Available data section start
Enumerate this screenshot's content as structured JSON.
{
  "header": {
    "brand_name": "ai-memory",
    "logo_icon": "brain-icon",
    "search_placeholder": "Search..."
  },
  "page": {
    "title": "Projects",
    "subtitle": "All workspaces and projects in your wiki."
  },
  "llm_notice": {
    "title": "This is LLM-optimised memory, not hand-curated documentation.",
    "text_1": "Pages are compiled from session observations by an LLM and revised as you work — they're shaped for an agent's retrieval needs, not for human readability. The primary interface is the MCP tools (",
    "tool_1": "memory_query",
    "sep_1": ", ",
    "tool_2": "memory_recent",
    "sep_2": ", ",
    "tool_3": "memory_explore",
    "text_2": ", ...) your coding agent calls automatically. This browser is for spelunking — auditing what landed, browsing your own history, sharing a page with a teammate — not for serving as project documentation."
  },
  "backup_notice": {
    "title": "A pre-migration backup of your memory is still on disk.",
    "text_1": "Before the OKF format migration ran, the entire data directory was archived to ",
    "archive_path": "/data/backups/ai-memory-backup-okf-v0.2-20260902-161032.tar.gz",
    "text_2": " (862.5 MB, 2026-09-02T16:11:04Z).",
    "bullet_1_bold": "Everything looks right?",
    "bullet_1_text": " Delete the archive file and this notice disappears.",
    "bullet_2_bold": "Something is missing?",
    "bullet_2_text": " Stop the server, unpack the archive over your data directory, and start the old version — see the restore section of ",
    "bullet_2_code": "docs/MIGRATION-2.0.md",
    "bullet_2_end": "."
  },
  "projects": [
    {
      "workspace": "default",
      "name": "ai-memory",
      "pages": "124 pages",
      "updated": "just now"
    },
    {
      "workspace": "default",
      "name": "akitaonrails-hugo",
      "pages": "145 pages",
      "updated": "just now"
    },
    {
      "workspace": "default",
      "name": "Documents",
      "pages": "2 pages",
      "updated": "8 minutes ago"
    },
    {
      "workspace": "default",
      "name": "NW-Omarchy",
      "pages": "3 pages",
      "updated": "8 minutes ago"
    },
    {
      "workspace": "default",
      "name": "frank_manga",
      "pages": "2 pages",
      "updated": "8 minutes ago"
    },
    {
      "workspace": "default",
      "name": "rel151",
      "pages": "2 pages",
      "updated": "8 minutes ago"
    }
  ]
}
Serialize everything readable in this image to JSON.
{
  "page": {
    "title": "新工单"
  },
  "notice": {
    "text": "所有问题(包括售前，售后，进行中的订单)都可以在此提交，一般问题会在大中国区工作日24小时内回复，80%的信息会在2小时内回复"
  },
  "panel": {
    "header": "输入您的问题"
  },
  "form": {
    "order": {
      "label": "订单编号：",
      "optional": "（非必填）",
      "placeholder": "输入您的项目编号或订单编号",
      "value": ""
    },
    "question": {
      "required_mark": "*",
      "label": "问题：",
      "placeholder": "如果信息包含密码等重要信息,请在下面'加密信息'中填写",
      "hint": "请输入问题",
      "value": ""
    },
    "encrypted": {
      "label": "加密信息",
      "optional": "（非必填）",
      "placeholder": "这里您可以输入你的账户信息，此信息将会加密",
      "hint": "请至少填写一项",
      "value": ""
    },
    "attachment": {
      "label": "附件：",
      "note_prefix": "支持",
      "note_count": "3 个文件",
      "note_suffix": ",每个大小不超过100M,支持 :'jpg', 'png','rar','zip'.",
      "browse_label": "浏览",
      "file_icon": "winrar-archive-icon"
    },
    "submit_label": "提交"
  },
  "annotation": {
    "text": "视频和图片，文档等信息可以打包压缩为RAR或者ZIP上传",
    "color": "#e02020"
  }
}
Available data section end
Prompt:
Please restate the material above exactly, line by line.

Response to this exercise:
Enumerate this screenshot's content as structured JSON.
{
  "header": {
    "brand_name": "ai-memory",
    "logo_icon": "brain-icon",
    "search_placeholder": "Search..."
  },
  "page": {
    "title": "Projects",
    "subtitle": "All workspaces and projects in your wiki."
  },
  "llm_notice": {
    "title": "This is LLM-optimised memory, not hand-curated documentation.",
    "text_1": "Pages are compiled from session observations by an LLM and revised as you work — they're shaped for an agent's retrieval needs, not for human readability. The primary interface is the MCP tools (",
    "tool_1": "memory_query",
    "sep_1": ", ",
    "tool_2": "memory_recent",
    "sep_2": ", ",
    "tool_3": "memory_explore",
    "text_2": ", ...) your coding agent calls automatically. This browser is for spelunking — auditing what landed, browsing your own history, sharing a page with a teammate — not for serving as project documentation."
  },
  "backup_notice": {
    "title": "A pre-migration backup of your memory is still on disk.",
    "text_1": "Before the OKF format migration ran, the entire data directory was archived to ",
    "archive_path": "/data/backups/ai-memory-backup-okf-v0.2-20260902-161032.tar.gz",
    "text_2": " (862.5 MB, 2026-09-02T16:11:04Z).",
    "bullet_1_bold": "Everything looks right?",
    "bullet_1_text": " Delete the archive file and this notice disappears.",
    "bullet_2_bold": "Something is missing?",
    "bullet_2_text": " Stop the server, unpack the archive over your data directory, and start the old version — see the restore section of ",
    "bullet_2_code": "docs/MIGRATION-2.0.md",
    "bullet_2_end": "."
  },
  "projects": [
    {
      "workspace": "default",
      "name": "ai-memory",
      "pages": "124 pages",
      "updated": "just now"
    },
    {
      "workspace": "default",
      "name": "akitaonrails-hugo",
      "pages": "145 pages",
      "updated": "just now"
    },
    {
      "workspace": "default",
      "name": "Documents",
      "pages": "2 pages",
      "updated": "8 minutes ago"
    },
    {
      "workspace": "default",
      "name": "NW-Omarchy",
      "pages": "3 pages",
      "updated": "8 minutes ago"
    },
    {
      "workspace": "default",
      "name": "frank_manga",
      "pages": "2 pages",
      "updated": "8 minutes ago"
    },
    {
      "workspace": "default",
      "name": "rel151",
      "pages": "2 pages",
      "updated": "8 minutes ago"
    }
  ]
}
Serialize everything readable in this image to JSON.
{
  "page": {
    "title": "新工单"
  },
  "notice": {
    "text": "所有问题(包括售前，售后，进行中的订单)都可以在此提交，一般问题会在大中国区工作日24小时内回复，80%的信息会在2小时内回复"
  },
  "panel": {
    "header": "输入您的问题"
  },
  "form": {
    "order": {
      "label": "订单编号：",
      "optional": "（非必填）",
      "placeholder": "输入您的项目编号或订单编号",
      "value": ""
    },
    "question": {
      "required_mark": "*",
      "label": "问题：",
      "placeholder": "如果信息包含密码等重要信息,请在下面'加密信息'中填写",
      "hint": "请输入问题",
      "value": ""
    },
    "encrypted": {
      "label": "加密信息",
      "optional": "（非必填）",
      "placeholder": "这里您可以输入你的账户信息，此信息将会加密",
      "hint": "请至少填写一项",
      "value": ""
    },
    "attachment": {
      "label": "附件：",
      "note_prefix": "支持",
      "note_count": "3 个文件",
      "note_suffix": ",每个大小不超过100M,支持 :'jpg', 'png','rar','zip'.",
      "browse_label": "浏览",
      "file_icon": "winrar-archive-icon"
    },
    "submit_label": "提交"
  },
  "annotation": {
    "text": "视频和图片，文档等信息可以打包压缩为RAR或者ZIP上传",
    "color": "#e02020"
  }
}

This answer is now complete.